The Portable Portrait workshop has always been about learning how to use your camera and affordable lighting gear to help improve your photography. It's about learning to use flash and not be scared of it. It's about learning to use your camera manually and to start taking control of your images rather than letting your camera do them for you.
And, during the June 21st 2014 workshop, it became about marriage proposals, and love, and tears and happiness.
I've worked and photographed Sinehan many times over the years. I originally met her when she came in for some head shot style images back in 2010
Since then, she has been modeling for me during various workshops over the years, always bringing a smile, good attitude and humor with her.
Exposure examples that led us to one of my most used workshop images. (2010)
A few years ago, she started dating Ryan, who is an on-air host for NHPR
Sinehan and Ryan • 2012
(various images taken during the workshop. Attendees learning how to use off-camera flash and how to adjust their camera settings manually)
June 21st Workshop, 2014
So, cut to a few months before the June 21st workshop, and I get a call from Ryan. He is crazy in love, and he is ready to ask for Sinehan's hand in marriage. But he needs my help. He wants to surprise her by asking her during the June workshop. Surprise! How cool is that? Very. Needless to say, I'm estatic at the idea and we start plotting and scheming away!
Here is how we planned it: around dinner time we would break for supper at a local nearby restaurant. Previously, I gave Ryan the key to my building so that he could let himself in where he will be hiding inside the loading dock area along with his family and some of Sinhan's family. He sends me a text message to let me know he is in place and ready, and I start leading the workshop back towards the building.
There is an alleyway in between the Picker Building (where my studio is) and the the building next to ours. I lead the group into the alley down towards the end. As I'm setting up at the far end of the alley, Ryan has lifted up the loading dock door and waits in hiding.

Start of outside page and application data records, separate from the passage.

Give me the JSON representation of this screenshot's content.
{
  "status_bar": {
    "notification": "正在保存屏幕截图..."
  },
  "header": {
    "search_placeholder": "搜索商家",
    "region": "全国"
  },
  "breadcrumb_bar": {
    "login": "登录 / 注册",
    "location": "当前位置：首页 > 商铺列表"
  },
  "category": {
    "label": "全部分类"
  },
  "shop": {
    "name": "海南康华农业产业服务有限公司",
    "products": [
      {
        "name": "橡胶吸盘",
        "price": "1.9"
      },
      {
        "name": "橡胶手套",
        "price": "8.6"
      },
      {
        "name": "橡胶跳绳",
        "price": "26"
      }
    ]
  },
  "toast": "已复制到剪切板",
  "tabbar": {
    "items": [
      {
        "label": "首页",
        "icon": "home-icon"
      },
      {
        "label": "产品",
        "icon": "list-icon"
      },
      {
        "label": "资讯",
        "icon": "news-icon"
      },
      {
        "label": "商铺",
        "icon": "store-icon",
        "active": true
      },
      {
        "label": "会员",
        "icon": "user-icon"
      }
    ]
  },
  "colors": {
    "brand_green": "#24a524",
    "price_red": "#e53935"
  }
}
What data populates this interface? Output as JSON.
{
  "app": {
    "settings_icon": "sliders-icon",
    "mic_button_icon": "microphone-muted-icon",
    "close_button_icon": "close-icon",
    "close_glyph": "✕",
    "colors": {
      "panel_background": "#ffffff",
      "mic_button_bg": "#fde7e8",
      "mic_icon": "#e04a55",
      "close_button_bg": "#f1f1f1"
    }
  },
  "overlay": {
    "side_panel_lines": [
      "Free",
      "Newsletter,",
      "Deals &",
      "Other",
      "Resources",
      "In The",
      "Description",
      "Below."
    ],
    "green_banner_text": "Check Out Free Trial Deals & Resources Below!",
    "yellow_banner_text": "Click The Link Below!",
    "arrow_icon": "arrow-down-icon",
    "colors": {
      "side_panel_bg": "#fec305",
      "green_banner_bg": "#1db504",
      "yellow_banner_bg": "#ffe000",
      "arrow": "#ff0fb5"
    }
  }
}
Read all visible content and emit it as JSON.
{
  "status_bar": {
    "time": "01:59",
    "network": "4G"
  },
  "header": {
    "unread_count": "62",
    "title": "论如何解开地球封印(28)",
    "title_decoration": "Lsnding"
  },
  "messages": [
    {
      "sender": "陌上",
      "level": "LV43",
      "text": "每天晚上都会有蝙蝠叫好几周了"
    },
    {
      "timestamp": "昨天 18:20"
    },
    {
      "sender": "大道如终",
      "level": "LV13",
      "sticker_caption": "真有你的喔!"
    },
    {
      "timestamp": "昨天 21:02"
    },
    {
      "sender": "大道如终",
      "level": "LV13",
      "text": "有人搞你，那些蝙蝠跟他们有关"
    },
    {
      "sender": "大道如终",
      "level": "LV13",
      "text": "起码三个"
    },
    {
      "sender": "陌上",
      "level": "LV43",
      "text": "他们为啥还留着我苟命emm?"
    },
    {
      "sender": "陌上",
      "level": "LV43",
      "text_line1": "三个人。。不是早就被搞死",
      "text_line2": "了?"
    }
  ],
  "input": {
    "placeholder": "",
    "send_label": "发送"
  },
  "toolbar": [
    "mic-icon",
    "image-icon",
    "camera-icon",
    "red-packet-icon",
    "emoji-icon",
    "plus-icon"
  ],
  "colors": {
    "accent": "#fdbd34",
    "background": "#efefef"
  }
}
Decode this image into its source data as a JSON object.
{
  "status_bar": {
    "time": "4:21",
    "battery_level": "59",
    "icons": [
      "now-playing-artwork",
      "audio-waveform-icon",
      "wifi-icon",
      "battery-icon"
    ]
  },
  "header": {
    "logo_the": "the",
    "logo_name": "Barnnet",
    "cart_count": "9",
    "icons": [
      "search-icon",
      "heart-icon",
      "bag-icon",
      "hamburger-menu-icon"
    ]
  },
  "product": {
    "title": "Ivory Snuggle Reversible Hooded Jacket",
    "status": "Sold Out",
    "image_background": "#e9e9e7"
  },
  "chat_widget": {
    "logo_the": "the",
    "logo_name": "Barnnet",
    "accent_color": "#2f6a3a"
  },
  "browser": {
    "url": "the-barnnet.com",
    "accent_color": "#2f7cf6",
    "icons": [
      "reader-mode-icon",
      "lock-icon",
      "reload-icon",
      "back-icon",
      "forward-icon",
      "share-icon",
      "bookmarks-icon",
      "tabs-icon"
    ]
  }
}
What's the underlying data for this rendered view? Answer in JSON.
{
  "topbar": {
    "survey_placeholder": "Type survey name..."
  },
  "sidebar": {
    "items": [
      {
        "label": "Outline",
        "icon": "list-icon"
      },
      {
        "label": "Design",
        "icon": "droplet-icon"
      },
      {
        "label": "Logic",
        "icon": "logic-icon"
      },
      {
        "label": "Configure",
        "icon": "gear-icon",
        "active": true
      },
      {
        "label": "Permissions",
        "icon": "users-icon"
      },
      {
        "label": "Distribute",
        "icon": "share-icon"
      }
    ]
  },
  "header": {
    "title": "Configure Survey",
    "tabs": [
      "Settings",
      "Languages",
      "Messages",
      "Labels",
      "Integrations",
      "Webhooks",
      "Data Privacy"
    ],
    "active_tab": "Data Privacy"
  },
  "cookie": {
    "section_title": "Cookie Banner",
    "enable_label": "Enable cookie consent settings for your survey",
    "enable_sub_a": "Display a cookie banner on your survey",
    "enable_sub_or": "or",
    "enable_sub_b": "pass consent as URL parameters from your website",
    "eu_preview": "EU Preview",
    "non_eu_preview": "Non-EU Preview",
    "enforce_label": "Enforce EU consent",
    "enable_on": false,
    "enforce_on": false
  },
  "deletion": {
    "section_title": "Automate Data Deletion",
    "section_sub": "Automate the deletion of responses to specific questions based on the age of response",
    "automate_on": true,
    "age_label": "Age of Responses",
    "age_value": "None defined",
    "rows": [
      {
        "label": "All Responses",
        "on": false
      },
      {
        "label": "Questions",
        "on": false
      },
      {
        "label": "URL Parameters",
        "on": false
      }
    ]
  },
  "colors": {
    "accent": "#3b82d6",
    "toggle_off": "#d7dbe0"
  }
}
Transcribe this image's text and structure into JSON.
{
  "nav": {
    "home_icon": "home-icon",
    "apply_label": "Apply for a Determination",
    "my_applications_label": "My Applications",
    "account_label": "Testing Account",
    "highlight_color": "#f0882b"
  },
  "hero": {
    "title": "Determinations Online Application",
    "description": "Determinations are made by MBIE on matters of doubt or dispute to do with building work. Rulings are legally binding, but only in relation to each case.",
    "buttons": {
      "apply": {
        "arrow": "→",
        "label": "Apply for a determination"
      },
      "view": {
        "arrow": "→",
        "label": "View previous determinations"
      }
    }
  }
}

As I'm setting up this shot, I keep mumbling about how the composition isn't right yet, and I keep backing up, pretending to recompose the shot. I'd stop, look through the camera, pretend like the shot isn't working and I'd keep backing up. As I'm backing up, I'm saying that there just isn't something correct with my composition. As I'm saying this, the workshop students start to position themselves at various places around Sinehan, for multiple coverage points for when the moment happens.
I back myself up all the way down the alleyway to the front of the Picker Building.
Ryan is standing just off to my side. We are separated by the loading dock. Because he is around the corner inside the loading dock, Sinehan can't see him. She can only see me.
Then I exclaim that ideally, the composition I have in mind would be perfect if I had two people in the portrait, at which point I grab Ryan and we begin walking towards Sinehan.
Only Sinehan isn't wearing her glasses. She doesn't recognize Ryan at first.
Finally, when he gets very close, she laughs and realizes it is him. She still doesn't understand what is going on.
Ryan hands her a box with a bow on it.
He gets down on one knee, takes the box and opens it.
As Ryan proposes, we all start taking pictures. Ryan and Sinehan's family start taking pictures. Lots of people are crying. Lots of cameras are going off. It was a little bit crazy.
(The view from the other side. Note all the people taking pictures at this point. Engagement paparazzi!)
There are hugs and handshakes and tissues being handed around and crying and laughter and happiness and celebration. And pictures being taken. And magic taking place. And suddenly Sinehan has a fiance. And it's amazing.
The future Mr. and Mrs. Lessard.
I want to thank Ryan for including me in his plan. I want to wish nothing but love and happiness to them both. I'm so happy I could be part of this little plan and magical moment.
Love, people. Love as much as you can as often as you can. Nothing is more important.